▶ Assigned task:
The reply should match the listing below character for character, except that no image is carried over.
------------------------------------------------
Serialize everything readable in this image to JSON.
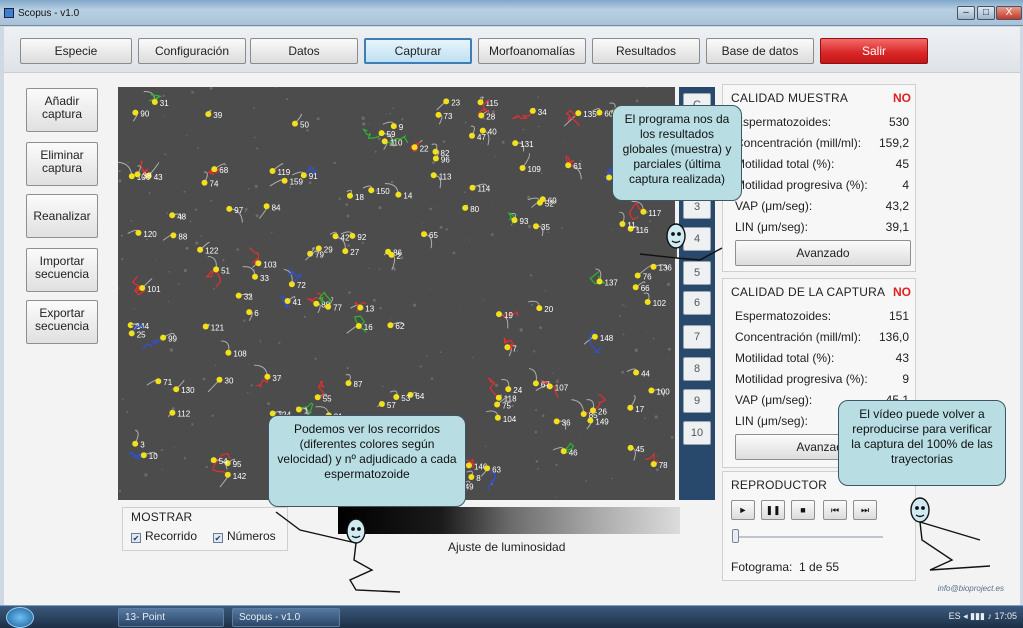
{
  "window": {
    "title": "Scopus - v1.0",
    "min": "–",
    "max": "□",
    "close": "X"
  },
  "toolbar": {
    "tabs": [
      "Especie",
      "Configuración",
      "Datos",
      "Capturar",
      "Morfoanomalías",
      "Resultados",
      "Base de datos",
      "Salir"
    ],
    "active": "Capturar"
  },
  "left_buttons": [
    "Añadir captura",
    "Eliminar captura",
    "Reanalizar",
    "Importar secuencia",
    "Exportar secuencia"
  ],
  "capture_numbers": [
    "C",
    "1",
    "2",
    "3",
    "4",
    "5",
    "6",
    "7",
    "8",
    "9",
    "10"
  ],
  "video": {
    "track_labels": [
      "146",
      "149",
      "150",
      "148",
      "145",
      "144",
      "142",
      "138",
      "136",
      "135",
      "130",
      "121",
      "137",
      "159",
      "124",
      "123",
      "131",
      "122",
      "129",
      "119",
      "120",
      "117",
      "114",
      "116",
      "118",
      "115",
      "113",
      "110",
      "112",
      "109",
      "107",
      "108",
      "104",
      "99",
      "106",
      "102",
      "103",
      "97",
      "100",
      "101",
      "96",
      "95",
      "93",
      "92",
      "90",
      "85",
      "84",
      "87",
      "91",
      "86",
      "88",
      "89",
      "82",
      "79",
      "78",
      "76",
      "75",
      "77",
      "73",
      "71",
      "70",
      "74",
      "80",
      "72",
      "66",
      "62",
      "61",
      "64",
      "67",
      "68",
      "69",
      "65",
      "59",
      "58",
      "57",
      "55",
      "56",
      "60",
      "63",
      "54",
      "52",
      "51",
      "53",
      "50",
      "49",
      "47",
      "48",
      "46",
      "45",
      "44",
      "43",
      "42",
      "40",
      "41",
      "39",
      "38",
      "37",
      "36",
      "35",
      "34",
      "33",
      "32",
      "31",
      "30",
      "29",
      "28",
      "27",
      "26",
      "25",
      "24",
      "23",
      "22",
      "21",
      "20",
      "19",
      "18",
      "17",
      "16",
      "15",
      "14",
      "13",
      "12",
      "11",
      "10",
      "9",
      "8",
      "7",
      "6",
      "5",
      "4",
      "3",
      "2",
      "1"
    ]
  },
  "calidad_muestra": {
    "title": "CALIDAD MUESTRA",
    "status": "NO",
    "rows": [
      {
        "label": "Espermatozoides:",
        "value": "530"
      },
      {
        "label": "Concentración  (mill/ml):",
        "value": "159,2"
      },
      {
        "label": "Motilidad total (%):",
        "value": "45"
      },
      {
        "label": "Motilidad progresiva (%):",
        "value": "4"
      },
      {
        "label": "VAP (μm/seg):",
        "value": "43,2"
      },
      {
        "label": "LIN (μm/seg):",
        "value": "39,1"
      }
    ],
    "advanced_label": "Avanzado"
  },
  "calidad_captura": {
    "title": "CALIDAD DE LA CAPTURA",
    "status": "NO",
    "rows": [
      {
        "label": "Espermatozoides:",
        "value": "151"
      },
      {
        "label": "Concentración (mill/ml):",
        "value": "136,0"
      },
      {
        "label": "Motilidad total (%):",
        "value": "43"
      },
      {
        "label": "Motilidad progresiva (%):",
        "value": "9"
      },
      {
        "label": "VAP (μm/seg):",
        "value": "45,1"
      },
      {
        "label": "LIN (μm/seg):",
        "value": ""
      }
    ],
    "advanced_label": "Avanzado"
  },
  "reproductor": {
    "title": "REPRODUCTOR",
    "buttons": [
      "►",
      "❚❚",
      "■",
      "⏮",
      "⏭"
    ],
    "frame_label": "Fotograma:",
    "frame_value": "1 de 55"
  },
  "mostrar": {
    "title": "MOSTRAR",
    "recorrido": "Recorrido",
    "numeros": "Números"
  },
  "luminosity_label": "Ajuste de luminosidad",
  "callouts": {
    "top": "El programa nos da los resultados globales (muestra) y parciales (última captura realizada)",
    "bottom": "Podemos ver los  recorridos (diferentes colores según velocidad) y nº adjudicado a cada espermatozoide",
    "right": "El vídeo puede volver a reproducirse para verificar la captura del 100% de las trayectorias"
  },
  "footer_email": "info@bioproject.es",
  "taskbar": {
    "tasks": [
      "13- Point",
      "Scopus - v1.0"
    ],
    "tray": "ES  ◂  ▮▮▮  ♪  17:05"
  },
  "colors": {
    "accent_blue": "#3d7fb4",
    "status_no": "#e02020",
    "callout_fill": "#b8dde3",
    "track_red": "#e03030",
    "track_green": "#2fb42f",
    "track_blue": "#3050d0",
    "point_yellow": "#f2e01a"
  }
}
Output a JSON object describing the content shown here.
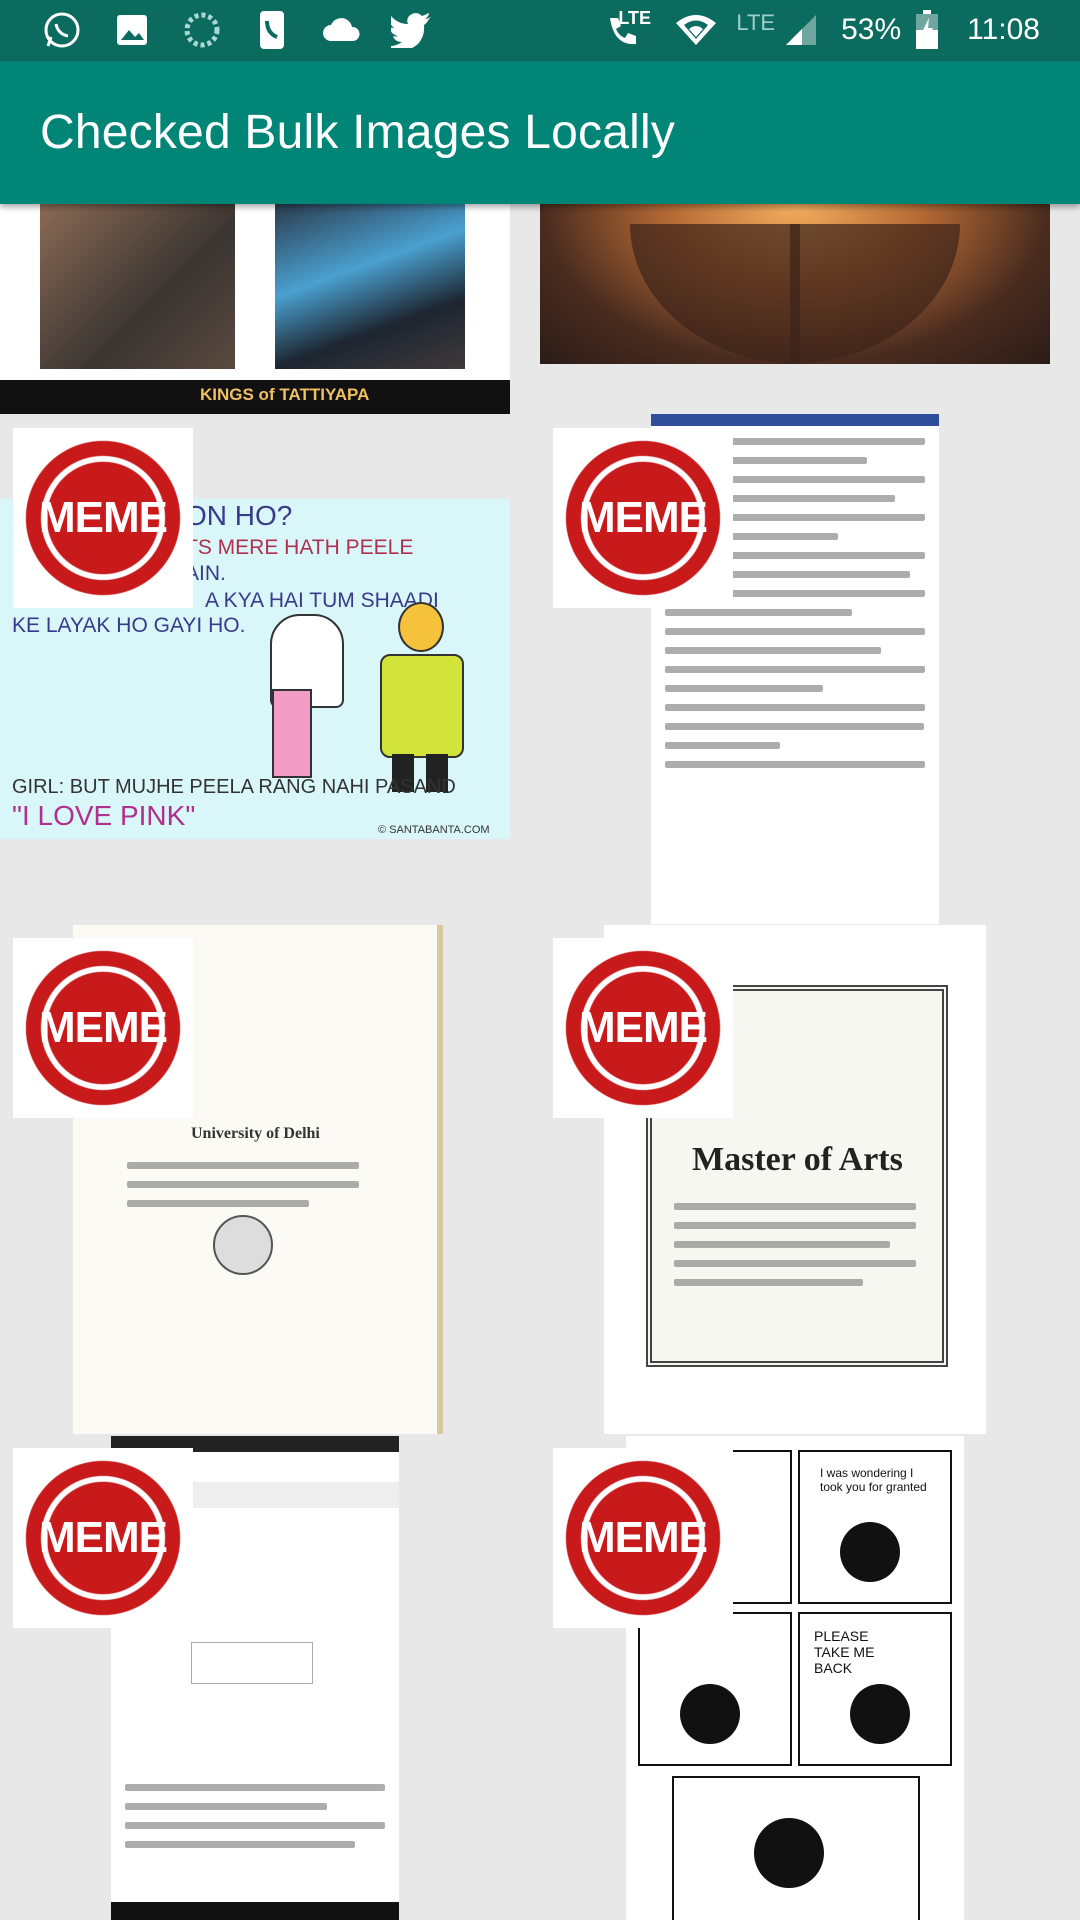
{
  "status_bar": {
    "left_icons": [
      "whatsapp-icon",
      "gallery-icon",
      "loading-icon",
      "phone-icon",
      "cloud-icon",
      "twitter-icon"
    ],
    "lte_call": "LTE",
    "lte_label": "LTE",
    "battery": "53%",
    "time": "11:08"
  },
  "app_bar": {
    "title": "Checked Bulk Images Locally"
  },
  "stamp_label": "MEME",
  "images": {
    "wrestling_caption": "KINGS of TATTIYAPA",
    "meme_q": "ON HO?",
    "meme_line1": "TS MERE HATH PEELE",
    "meme_line2": "AIN.",
    "meme_line3": "A KYA HAI TUM SHAADI",
    "meme_line4": "KE LAYAK HO GAYI HO.",
    "meme_line5": "GIRL: BUT MUJHE PEELA RANG NAHI PASAND",
    "meme_line6": "\"I LOVE PINK\"",
    "meme_credit": "© SANTABANTA.COM",
    "degree_title": "Master of Arts",
    "degree_uni": "University of Delhi",
    "comic_1": "I was wondering I took you for granted",
    "comic_2": "PLEASE TAKE ME BACK"
  },
  "colors": {
    "status_bar": "#0b6b5f",
    "app_bar": "#008577",
    "stamp_red": "#c8191b",
    "background": "#e8e8e8"
  }
}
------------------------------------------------
▶ Written answer:
Serialize everything readable in this image to JSON.
{
  "window": {
    "title": "Scopus - v1.0",
    "min": "–",
    "max": "□",
    "close": "X"
  },
  "toolbar": {
    "tabs": [
      "Especie",
      "Configuración",
      "Datos",
      "Capturar",
      "Morfoanomalías",
      "Resultados",
      "Base de datos",
      "Salir"
    ],
    "active": "Capturar"
  },
  "left_buttons": [
    "Añadir captura",
    "Eliminar captura",
    "Reanalizar",
    "Importar secuencia",
    "Exportar secuencia"
  ],
  "capture_numbers": [
    "C",
    "1",
    "2",
    "3",
    "4",
    "5",
    "6",
    "7",
    "8",
    "9",
    "10"
  ],
  "video": {
    "track_labels": [
      "146",
      "149",
      "150",
      "148",
      "145",
      "144",
      "142",
      "138",
      "136",
      "135",
      "130",
      "121",
      "137",
      "159",
      "124",
      "123",
      "131",
      "122",
      "129",
      "119",
      "120",
      "117",
      "114",
      "116",
      "118",
      "115",
      "113",
      "110",
      "112",
      "109",
      "107",
      "108",
      "104",
      "99",
      "106",
      "102",
      "103",
      "97",
      "100",
      "101",
      "96",
      "95",
      "93",
      "92",
      "90",
      "85",
      "84",
      "87",
      "91",
      "86",
      "88",
      "89",
      "82",
      "79",
      "78",
      "76",
      "75",
      "77",
      "73",
      "71",
      "70",
      "74",
      "80",
      "72",
      "66",
      "62",
      "61",
      "64",
      "67",
      "68",
      "69",
      "65",
      "59",
      "58",
      "57",
      "55",
      "56",
      "60",
      "63",
      "54",
      "52",
      "51",
      "53",
      "50",
      "49",
      "47",
      "48",
      "46",
      "45",
      "44",
      "43",
      "42",
      "40",
      "41",
      "39",
      "38",
      "37",
      "36",
      "35",
      "34",
      "33",
      "32",
      "31",
      "30",
      "29",
      "28",
      "27",
      "26",
      "25",
      "24",
      "23",
      "22",
      "21",
      "20",
      "19",
      "18",
      "17",
      "16",
      "15",
      "14",
      "13",
      "12",
      "11",
      "10",
      "9",
      "8",
      "7",
      "6",
      "5",
      "4",
      "3",
      "2",
      "1"
    ]
  },
  "calidad_muestra": {
    "title": "CALIDAD MUESTRA",
    "status": "NO",
    "rows": [
      {
        "label": "Espermatozoides:",
        "value": "530"
      },
      {
        "label": "Concentración  (mill/ml):",
        "value": "159,2"
      },
      {
        "label": "Motilidad total (%):",
        "value": "45"
      },
      {
        "label": "Motilidad progresiva (%):",
        "value": "4"
      },
      {
        "label": "VAP (μm/seg):",
        "value": "43,2"
      },
      {
        "label": "LIN (μm/seg):",
        "value": "39,1"
      }
    ],
    "advanced_label": "Avanzado"
  },
  "calidad_captura": {
    "title": "CALIDAD DE LA CAPTURA",
    "status": "NO",
    "rows": [
      {
        "label": "Espermatozoides:",
        "value": "151"
      },
      {
        "label": "Concentración (mill/ml):",
        "value": "136,0"
      },
      {
        "label": "Motilidad total (%):",
        "value": "43"
      },
      {
        "label": "Motilidad progresiva (%):",
        "value": "9"
      },
      {
        "label": "VAP (μm/seg):",
        "value": "45,1"
      },
      {
        "label": "LIN (μm/seg):",
        "value": ""
      }
    ],
    "advanced_label": "Avanzado"
  },
  "reproductor": {
    "title": "REPRODUCTOR",
    "buttons": [
      "►",
      "❚❚",
      "■",
      "⏮",
      "⏭"
    ],
    "frame_label": "Fotograma:",
    "frame_value": "1 de 55"
  },
  "mostrar": {
    "title": "MOSTRAR",
    "recorrido": "Recorrido",
    "numeros": "Números"
  },
  "luminosity_label": "Ajuste de luminosidad",
  "callouts": {
    "top": "El programa nos da los resultados globales (muestra) y parciales (última captura realizada)",
    "bottom": "Podemos ver los  recorridos (diferentes colores según velocidad) y nº adjudicado a cada espermatozoide",
    "right": "El vídeo puede volver a reproducirse para verificar la captura del 100% de las trayectorias"
  },
  "footer_email": "info@bioproject.es",
  "taskbar": {
    "tasks": [
      "13- Point",
      "Scopus - v1.0"
    ],
    "tray": "ES  ◂  ▮▮▮  ♪  17:05"
  },
  "colors": {
    "accent_blue": "#3d7fb4",
    "status_no": "#e02020",
    "callout_fill": "#b8dde3",
    "track_red": "#e03030",
    "track_green": "#2fb42f",
    "track_blue": "#3050d0",
    "point_yellow": "#f2e01a"
  }
}
Output a JSON object describing the content shown here.
{
  "status_bar": {
    "left_icons": [
      "whatsapp-icon",
      "gallery-icon",
      "loading-icon",
      "phone-icon",
      "cloud-icon",
      "twitter-icon"
    ],
    "lte_call": "LTE",
    "lte_label": "LTE",
    "battery": "53%",
    "time": "11:08"
  },
  "app_bar": {
    "title": "Checked Bulk Images Locally"
  },
  "stamp_label": "MEME",
  "images": {
    "wrestling_caption": "KINGS of TATTIYAPA",
    "meme_q": "ON HO?",
    "meme_line1": "TS MERE HATH PEELE",
    "meme_line2": "AIN.",
    "meme_line3": "A KYA HAI TUM SHAADI",
    "meme_line4": "KE LAYAK HO GAYI HO.",
    "meme_line5": "GIRL: BUT MUJHE PEELA RANG NAHI PASAND",
    "meme_line6": "\"I LOVE PINK\"",
    "meme_credit": "© SANTABANTA.COM",
    "degree_title": "Master of Arts",
    "degree_uni": "University of Delhi",
    "comic_1": "I was wondering I took you for granted",
    "comic_2": "PLEASE TAKE ME BACK"
  },
  "colors": {
    "status_bar": "#0b6b5f",
    "app_bar": "#008577",
    "stamp_red": "#c8191b",
    "background": "#e8e8e8"
  }
}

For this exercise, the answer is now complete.